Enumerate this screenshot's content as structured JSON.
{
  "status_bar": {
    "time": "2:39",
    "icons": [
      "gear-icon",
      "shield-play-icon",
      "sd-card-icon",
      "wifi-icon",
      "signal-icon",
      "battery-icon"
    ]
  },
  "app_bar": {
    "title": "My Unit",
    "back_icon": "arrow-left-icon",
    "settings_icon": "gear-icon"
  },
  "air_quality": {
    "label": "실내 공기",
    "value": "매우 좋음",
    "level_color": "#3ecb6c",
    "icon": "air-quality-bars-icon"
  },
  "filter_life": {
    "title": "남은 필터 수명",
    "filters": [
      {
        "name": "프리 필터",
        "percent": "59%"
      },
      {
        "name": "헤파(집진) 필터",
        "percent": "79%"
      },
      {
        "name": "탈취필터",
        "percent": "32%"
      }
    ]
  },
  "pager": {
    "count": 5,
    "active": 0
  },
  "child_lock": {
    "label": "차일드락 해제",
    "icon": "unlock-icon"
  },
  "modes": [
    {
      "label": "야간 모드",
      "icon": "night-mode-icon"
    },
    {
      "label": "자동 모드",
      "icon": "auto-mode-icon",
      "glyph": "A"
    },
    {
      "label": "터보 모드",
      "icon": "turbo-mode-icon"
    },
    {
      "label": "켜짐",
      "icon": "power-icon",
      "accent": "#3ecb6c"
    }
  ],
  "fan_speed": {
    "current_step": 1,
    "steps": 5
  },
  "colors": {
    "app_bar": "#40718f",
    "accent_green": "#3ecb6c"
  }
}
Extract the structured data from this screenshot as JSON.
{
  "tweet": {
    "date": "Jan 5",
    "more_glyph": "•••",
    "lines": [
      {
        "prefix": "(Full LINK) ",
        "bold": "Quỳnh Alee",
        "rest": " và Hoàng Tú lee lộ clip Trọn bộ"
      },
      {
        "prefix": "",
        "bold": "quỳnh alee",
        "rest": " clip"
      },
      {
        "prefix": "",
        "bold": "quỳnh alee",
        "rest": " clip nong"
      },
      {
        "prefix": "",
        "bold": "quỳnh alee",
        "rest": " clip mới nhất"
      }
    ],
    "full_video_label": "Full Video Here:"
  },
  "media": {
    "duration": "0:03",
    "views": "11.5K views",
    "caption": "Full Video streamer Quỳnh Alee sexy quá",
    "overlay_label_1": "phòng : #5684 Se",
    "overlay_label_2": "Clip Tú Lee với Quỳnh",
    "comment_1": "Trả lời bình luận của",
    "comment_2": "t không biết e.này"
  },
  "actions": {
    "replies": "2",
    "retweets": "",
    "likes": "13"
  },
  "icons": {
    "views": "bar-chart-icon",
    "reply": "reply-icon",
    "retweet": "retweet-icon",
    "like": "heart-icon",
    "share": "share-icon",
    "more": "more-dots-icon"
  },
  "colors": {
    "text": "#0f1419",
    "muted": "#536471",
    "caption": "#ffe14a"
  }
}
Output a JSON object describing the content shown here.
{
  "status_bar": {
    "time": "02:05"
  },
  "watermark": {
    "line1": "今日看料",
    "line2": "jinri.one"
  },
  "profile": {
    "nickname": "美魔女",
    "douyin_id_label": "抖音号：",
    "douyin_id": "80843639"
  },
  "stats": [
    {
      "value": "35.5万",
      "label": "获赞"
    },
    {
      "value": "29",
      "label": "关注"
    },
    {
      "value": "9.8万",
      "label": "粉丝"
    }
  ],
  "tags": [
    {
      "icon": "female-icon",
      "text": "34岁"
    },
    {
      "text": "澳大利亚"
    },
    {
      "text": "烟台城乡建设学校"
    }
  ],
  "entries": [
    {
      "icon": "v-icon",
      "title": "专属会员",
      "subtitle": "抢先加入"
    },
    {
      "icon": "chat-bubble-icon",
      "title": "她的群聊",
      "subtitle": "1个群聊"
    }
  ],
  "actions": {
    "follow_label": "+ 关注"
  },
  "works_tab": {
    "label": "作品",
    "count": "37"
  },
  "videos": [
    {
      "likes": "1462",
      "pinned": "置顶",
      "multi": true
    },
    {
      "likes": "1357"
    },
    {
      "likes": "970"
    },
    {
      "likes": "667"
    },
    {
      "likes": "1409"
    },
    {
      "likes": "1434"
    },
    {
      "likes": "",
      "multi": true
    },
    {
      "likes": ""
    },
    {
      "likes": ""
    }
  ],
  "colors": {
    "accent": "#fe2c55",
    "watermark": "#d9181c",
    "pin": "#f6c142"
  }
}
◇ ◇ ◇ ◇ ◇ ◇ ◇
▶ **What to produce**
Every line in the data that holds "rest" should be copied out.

▶ **Answer box**
        "rest": " và Hoàng Tú lee lộ clip Trọn bộ"
        "rest": " clip"
        "rest": " clip nong"
        "rest": " clip mới nhất"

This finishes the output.